- Best position for burping is sitting up on your lap, hand supporting neck from the front, other hand rubbing or gently patting baby’s back. When put over the shoulder, sometimes baby’s belly is pressed against you, making it harder to release the gas.
- Sippy cups should be introduced around 6 mos but DO NOT put juice or water in them. Water should not be given to babies before they’re 1 yr old, and juice is never needed and makes kids overweight b/c of all of the sugar. Only breastmilk or formula in sippy cups.
- If baby is crying and you know he’s both hungry AND needs to be changed, change him first, THEN feed him. Babies don’t like to be changed, so it’s better to get the part they don’t like over with first before feeding them. Hopefully after feeding, they fall back asleep. Whereas if you fed first, then changed, you’d risk waking baby up and making him/her fussy again.
- Until umbilical cord falls off, fold front of diaper over and inward, toward the baby, instead of folding the flap over outward, to avoid pee that’s being absorbed from coming up over the top and getting baby’s clothes all wet.
- Baby wipes can cause irritation, even the natural care ones. Paper towels and warm water are better. Nurse even gave us a formula to use for how to make your own wipes at home. Take a roll of good quality paper towels, cut roll in half, then mix a solution of 2 cups very warm water, 2 tablespoons olive oil or baby oil, and 2 tablespoons of a mild soap/baby soap and pour over paper towels then seal in plastic bag or container. Be sure to use within a few days though to avoid mold growth.
- We went over swaddling. We’re not very good at it and will likely buy those sleep sacks instead.
- Newborns should sleep in the same room with you for the first couple of months but never in the same bed. Co-sleeping strongly not advised. (In January alone, one of the hospitals had 7 co-sleeping related deaths with infants.) Same goes with breastfeeding in the bed while lying down. The danger is that mom and baby can both fall asleep, the nipple softens, and the result is suffocation of baby.
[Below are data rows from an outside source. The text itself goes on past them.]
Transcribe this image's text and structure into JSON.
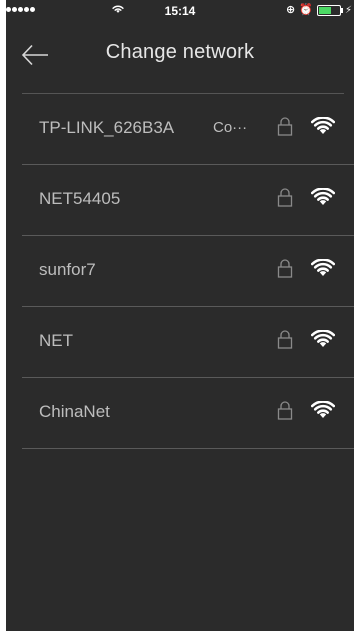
{
  "status_bar": {
    "time": "15:14",
    "signal_icon": "signal-dots-icon",
    "wifi_icon": "wifi-icon",
    "right_icons": [
      "rotation-lock-icon",
      "alarm-icon",
      "battery-icon",
      "charging-icon"
    ]
  },
  "header": {
    "title": "Change network",
    "back_icon": "back-arrow-icon"
  },
  "networks": [
    {
      "name": "TP-LINK_626B3A",
      "status": "Co···",
      "secured": true,
      "signal": "full"
    },
    {
      "name": "NET54405",
      "status": "",
      "secured": true,
      "signal": "full"
    },
    {
      "name": "sunfor7",
      "status": "",
      "secured": true,
      "signal": "full"
    },
    {
      "name": "NET",
      "status": "",
      "secured": true,
      "signal": "full"
    },
    {
      "name": "ChinaNet",
      "status": "",
      "secured": true,
      "signal": "full"
    }
  ],
  "colors": {
    "background": "#2b2b2b",
    "text": "#bdbdbd",
    "divider": "#5a5a5a",
    "battery": "#4cd964"
  }
}
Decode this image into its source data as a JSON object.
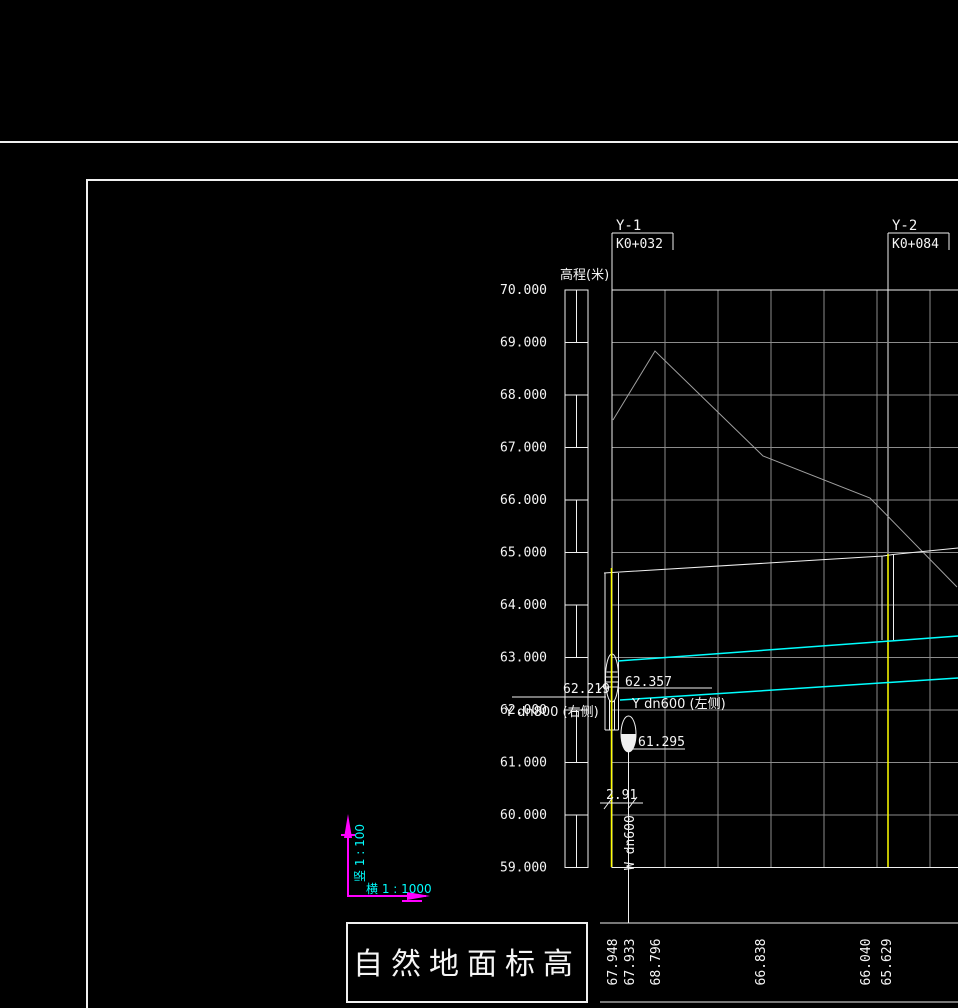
{
  "colors": {
    "background": "#000000",
    "line_white": "#f0f0f0",
    "text_white": "#f5f5f5",
    "grid_gray": "#8c8c8c",
    "terrain_gray": "#a0a0a0",
    "pipe_cyan": "#00ffff",
    "center_yellow": "#ffff00",
    "axis_magenta": "#ff00ff"
  },
  "stations": [
    {
      "name": "Y-1",
      "chainage": "K0+032"
    },
    {
      "name": "Y-2",
      "chainage": "K0+084"
    }
  ],
  "elevation_axis": {
    "label": "高程(米)",
    "ticks": [
      "70.000",
      "69.000",
      "68.000",
      "67.000",
      "66.000",
      "65.000",
      "64.000",
      "63.000",
      "62.000",
      "61.000",
      "60.000",
      "59.000"
    ]
  },
  "annotations": {
    "invert_dn800": "62.219",
    "invert_dn600": "62.357",
    "crossing_invert": "61.295",
    "offset_dim": "2.91",
    "pipe_dn800_label": "Y dn800 (右侧)",
    "pipe_dn600_label": "Y dn600 (左侧)",
    "crossing_pipe_label": "W dn600"
  },
  "scale_legend": {
    "vertical": "竖 1 : 100",
    "horizontal": "横 1 : 1000"
  },
  "table": {
    "header": "自然地面标高",
    "values": [
      "67.948",
      "67.933",
      "68.796",
      "66.838",
      "66.040",
      "65.629"
    ]
  },
  "chart_data": {
    "type": "line",
    "ylabel": "高程(米)",
    "ylim": [
      59,
      70
    ],
    "grid": true,
    "v_scale": "1:100",
    "h_scale": "1:1000",
    "stations": [
      {
        "name": "Y-1",
        "chainage": "K0+032"
      },
      {
        "name": "Y-2",
        "chainage": "K0+084"
      }
    ],
    "series": [
      {
        "name": "自然地面标高",
        "role": "natural-ground",
        "values": [
          67.948,
          67.933,
          68.796,
          66.838,
          66.04,
          65.629
        ]
      },
      {
        "name": "Y dn600 (左侧)",
        "role": "rain-pipe-left",
        "invert_at_y1": 62.357
      },
      {
        "name": "Y dn800 (右侧)",
        "role": "rain-pipe-right",
        "invert_at_y1": 62.219
      },
      {
        "name": "W dn600",
        "role": "crossing-sewer",
        "crossing_elevation": 61.295,
        "offset_from_manhole_m": 2.91
      }
    ]
  }
}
- Once baby is sleeping in the crib, no loose blankets (swaddle blanket is ok) or stuffed animals or crib bumpers – even the breathable kind – should be in crib with baby. And baby should always be put to sleep on its back. Pacifiers, once breastfeeding is established, are also good to use when putting baby down to sleep and may help reduce SIDS. Though you don’t need to run in and put pacifier back in baby’s mouth if he spits it out. It’s really only beneficial during those falling-to-sleep stages. Something to do with the baby’s sucking reflex when falling asleep. I don’t remember the why.
- Swings aren’t recommended for babies younger than 4 mos. Nurse also wasn’t a fan of the nap nanny and said a lot of them had been recalled in the past.
- Babies can overheat. Recommended room temp for sleeping baby is 68-72 degrees. A fan in the room can help.
- Use an emory board on baby’s nails instead of clippers, if you’re concerned about nipping baby’s finger.
- Sponge bath the first couple of weeks (due to umbilical cord).
- Don’t clean umbilical cord. Falls off faster when left alone and kept dry.
- Set your water heater to 120. (I probably won’t be doing this. I like really hot showers.)
- Do background checks on caregivers and don’t limit your checks to just your state, but run a federal check too.
- For big name daycares, you can call the municipality and inquire about their health inspection records to see if they’ve been cited recently for anything.
- Car seat needs to be rear-facing for first 2 years now.
We covered so much more in the class, most of it common knowledge, but these were the things I either didn’t know, hadn’t thought about, or just thought was particularly worth pointing out. I would definitely recommend a newborn care class to every new parent.